# Data to examine
☆ ☆ ☆ ☆ ☆ ☆ ☆

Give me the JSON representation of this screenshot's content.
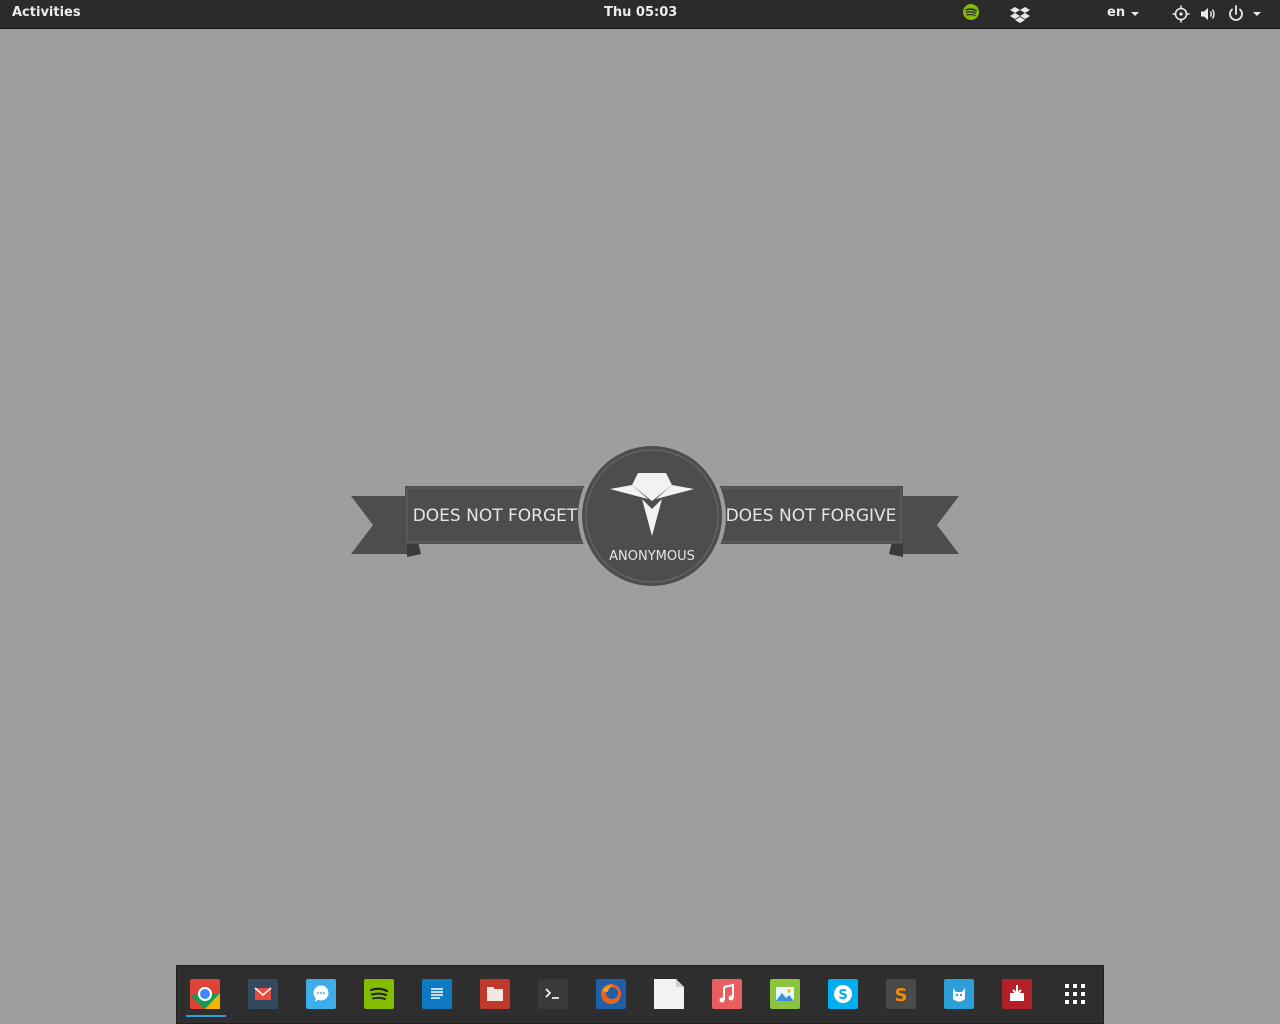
{
  "topbar": {
    "activities_label": "Activities",
    "clock": "Thu 05:03",
    "language": "en",
    "tray_icons": [
      "spotify-icon",
      "dropbox-icon",
      "crosshair-icon",
      "volume-icon",
      "power-icon"
    ]
  },
  "wallpaper": {
    "left_banner_text": "DOES NOT FORGET",
    "right_banner_text": "DOES NOT FORGIVE",
    "circle_text": "ANONYMOUS",
    "background_color": "#9e9e9e",
    "emblem_color": "#4d4d4d"
  },
  "dock": {
    "apps": [
      {
        "name": "chrome-icon",
        "active": true
      },
      {
        "name": "mail-icon"
      },
      {
        "name": "chat-icon"
      },
      {
        "name": "spotify-icon"
      },
      {
        "name": "document-icon"
      },
      {
        "name": "files-icon"
      },
      {
        "name": "terminal-icon"
      },
      {
        "name": "firefox-icon"
      },
      {
        "name": "text-file-icon"
      },
      {
        "name": "music-icon"
      },
      {
        "name": "image-viewer-icon"
      },
      {
        "name": "skype-icon"
      },
      {
        "name": "sublime-text-icon"
      },
      {
        "name": "cat-app-icon"
      },
      {
        "name": "package-installer-icon"
      },
      {
        "name": "app-grid-icon"
      }
    ],
    "accent_color": "#2d9fd8"
  }
}
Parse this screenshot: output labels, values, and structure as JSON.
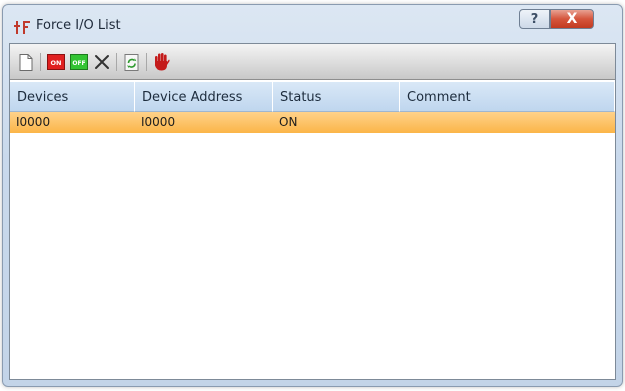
{
  "window": {
    "title": "Force I/O List",
    "help_label": "?",
    "close_label": "X"
  },
  "toolbar": {
    "tools": [
      {
        "name": "new-document-icon"
      },
      {
        "name": "force-on-icon",
        "label": "ON"
      },
      {
        "name": "force-off-icon",
        "label": "OFF"
      },
      {
        "name": "delete-icon"
      },
      {
        "name": "refresh-icon"
      },
      {
        "name": "stop-hand-icon"
      }
    ]
  },
  "table": {
    "columns": [
      "Devices",
      "Device Address",
      "Status",
      "Comment"
    ],
    "rows": [
      {
        "device": "I0000",
        "address": "I0000",
        "status": "ON",
        "comment": ""
      }
    ]
  },
  "colors": {
    "selected_row": "#fbb548",
    "header_bg": "#cfe1f3",
    "on_badge": "#e02020",
    "off_badge": "#33c433",
    "stop_hand": "#c41b1b"
  }
}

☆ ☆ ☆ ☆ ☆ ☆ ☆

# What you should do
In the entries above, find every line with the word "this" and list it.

# Solution to the exercise
Give me the JSON representation of this screenshot's content.
Parse this screenshot: output labels, values, and structure as JSON.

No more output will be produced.